## Instructions to follow
Would you please output the data exactly, omitting no line?

[Source data]
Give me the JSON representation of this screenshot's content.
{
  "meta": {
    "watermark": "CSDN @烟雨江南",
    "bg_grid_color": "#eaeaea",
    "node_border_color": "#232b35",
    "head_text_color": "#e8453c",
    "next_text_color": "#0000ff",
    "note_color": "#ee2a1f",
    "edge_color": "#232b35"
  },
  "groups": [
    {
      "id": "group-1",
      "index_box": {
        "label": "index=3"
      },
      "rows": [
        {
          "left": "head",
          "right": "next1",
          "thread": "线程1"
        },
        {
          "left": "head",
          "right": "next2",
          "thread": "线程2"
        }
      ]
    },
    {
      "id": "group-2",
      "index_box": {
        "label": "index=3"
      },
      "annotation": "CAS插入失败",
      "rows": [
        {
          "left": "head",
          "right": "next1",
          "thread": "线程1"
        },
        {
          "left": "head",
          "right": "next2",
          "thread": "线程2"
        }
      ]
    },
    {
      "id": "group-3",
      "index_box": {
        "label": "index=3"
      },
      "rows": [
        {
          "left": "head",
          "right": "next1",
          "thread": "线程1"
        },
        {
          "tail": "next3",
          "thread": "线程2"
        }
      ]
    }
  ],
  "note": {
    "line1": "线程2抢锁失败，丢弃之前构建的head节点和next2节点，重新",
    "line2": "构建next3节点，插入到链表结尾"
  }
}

## Solution to this exercise
Give me the JSON representation of this screenshot's content.
{
  "meta": {
    "watermark": "CSDN @烟雨江南",
    "bg_grid_color": "#eaeaea",
    "node_border_color": "#232b35",
    "head_text_color": "#e8453c",
    "next_text_color": "#0000ff",
    "note_color": "#ee2a1f",
    "edge_color": "#232b35"
  },
  "groups": [
    {
      "id": "group-1",
      "index_box": {
        "label": "index=3"
      },
      "rows": [
        {
          "left": "head",
          "right": "next1",
          "thread": "线程1"
        },
        {
          "left": "head",
          "right": "next2",
          "thread": "线程2"
        }
      ]
    },
    {
      "id": "group-2",
      "index_box": {
        "label": "index=3"
      },
      "annotation": "CAS插入失败",
      "rows": [
        {
          "left": "head",
          "right": "next1",
          "thread": "线程1"
        },
        {
          "left": "head",
          "right": "next2",
          "thread": "线程2"
        }
      ]
    },
    {
      "id": "group-3",
      "index_box": {
        "label": "index=3"
      },
      "rows": [
        {
          "left": "head",
          "right": "next1",
          "thread": "线程1"
        },
        {
          "tail": "next3",
          "thread": "线程2"
        }
      ]
    }
  ],
  "note": {
    "line1": "线程2抢锁失败，丢弃之前构建的head节点和next2节点，重新",
    "line2": "构建next3节点，插入到链表结尾"
  }
}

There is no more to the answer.